Provided records:
···
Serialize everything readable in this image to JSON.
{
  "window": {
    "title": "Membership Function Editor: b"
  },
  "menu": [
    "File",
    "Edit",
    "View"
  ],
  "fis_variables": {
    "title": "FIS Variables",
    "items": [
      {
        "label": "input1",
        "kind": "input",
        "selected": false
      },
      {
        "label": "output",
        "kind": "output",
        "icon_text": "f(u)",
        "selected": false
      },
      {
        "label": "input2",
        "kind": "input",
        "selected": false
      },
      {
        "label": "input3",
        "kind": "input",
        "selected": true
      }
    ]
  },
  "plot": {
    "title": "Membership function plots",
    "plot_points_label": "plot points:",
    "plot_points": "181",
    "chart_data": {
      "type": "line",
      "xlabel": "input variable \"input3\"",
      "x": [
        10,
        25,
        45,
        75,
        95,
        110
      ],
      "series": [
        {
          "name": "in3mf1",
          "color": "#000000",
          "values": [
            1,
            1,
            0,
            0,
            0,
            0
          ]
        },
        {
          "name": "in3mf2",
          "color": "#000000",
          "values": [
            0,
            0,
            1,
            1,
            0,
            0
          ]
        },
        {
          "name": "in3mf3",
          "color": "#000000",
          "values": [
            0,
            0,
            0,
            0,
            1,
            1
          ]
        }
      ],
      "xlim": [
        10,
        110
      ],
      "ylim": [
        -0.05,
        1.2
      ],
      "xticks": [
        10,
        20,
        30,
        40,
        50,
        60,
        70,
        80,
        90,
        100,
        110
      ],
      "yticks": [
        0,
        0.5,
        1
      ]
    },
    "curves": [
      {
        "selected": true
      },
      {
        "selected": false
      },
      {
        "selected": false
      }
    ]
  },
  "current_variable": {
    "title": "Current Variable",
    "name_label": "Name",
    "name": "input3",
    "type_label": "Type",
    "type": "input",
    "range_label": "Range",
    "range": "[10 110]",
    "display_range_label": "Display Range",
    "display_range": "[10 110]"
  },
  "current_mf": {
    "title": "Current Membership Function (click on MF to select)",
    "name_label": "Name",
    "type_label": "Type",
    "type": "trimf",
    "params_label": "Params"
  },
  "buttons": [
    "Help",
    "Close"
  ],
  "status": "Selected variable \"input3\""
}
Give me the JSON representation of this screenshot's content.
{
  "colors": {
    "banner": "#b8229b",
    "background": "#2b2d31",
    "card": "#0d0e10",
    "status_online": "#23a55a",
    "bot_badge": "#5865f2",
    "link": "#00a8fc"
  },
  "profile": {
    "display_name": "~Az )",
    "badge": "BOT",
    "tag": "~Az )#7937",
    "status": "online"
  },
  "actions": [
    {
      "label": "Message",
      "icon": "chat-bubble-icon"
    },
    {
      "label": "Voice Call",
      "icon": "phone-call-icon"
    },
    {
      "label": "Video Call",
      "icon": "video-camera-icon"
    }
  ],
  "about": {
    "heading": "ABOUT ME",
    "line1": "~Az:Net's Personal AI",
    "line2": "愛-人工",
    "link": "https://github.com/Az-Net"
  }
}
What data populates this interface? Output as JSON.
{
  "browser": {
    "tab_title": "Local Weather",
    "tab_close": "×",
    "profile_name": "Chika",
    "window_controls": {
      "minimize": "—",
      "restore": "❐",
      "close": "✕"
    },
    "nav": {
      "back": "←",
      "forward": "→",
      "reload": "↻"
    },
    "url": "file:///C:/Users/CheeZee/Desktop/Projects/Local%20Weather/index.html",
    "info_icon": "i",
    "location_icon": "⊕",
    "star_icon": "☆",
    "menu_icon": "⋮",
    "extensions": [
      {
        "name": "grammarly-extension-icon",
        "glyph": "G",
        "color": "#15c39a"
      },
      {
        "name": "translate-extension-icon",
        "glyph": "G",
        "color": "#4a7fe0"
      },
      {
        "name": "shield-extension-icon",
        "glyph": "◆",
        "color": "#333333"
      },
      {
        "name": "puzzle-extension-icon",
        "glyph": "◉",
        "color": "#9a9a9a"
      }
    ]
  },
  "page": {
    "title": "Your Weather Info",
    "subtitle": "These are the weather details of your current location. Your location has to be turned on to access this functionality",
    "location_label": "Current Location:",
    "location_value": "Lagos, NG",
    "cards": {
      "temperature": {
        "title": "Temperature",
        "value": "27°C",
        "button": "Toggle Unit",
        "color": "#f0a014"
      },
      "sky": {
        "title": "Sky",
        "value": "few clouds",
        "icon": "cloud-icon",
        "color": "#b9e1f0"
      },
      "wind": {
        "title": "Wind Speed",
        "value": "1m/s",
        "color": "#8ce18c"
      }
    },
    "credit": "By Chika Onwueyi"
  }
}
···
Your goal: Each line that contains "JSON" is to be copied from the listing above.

Completed task:
Serialize everything readable in this image to JSON.
Give me the JSON representation of this screenshot's content.
What data populates this interface? Output as JSON.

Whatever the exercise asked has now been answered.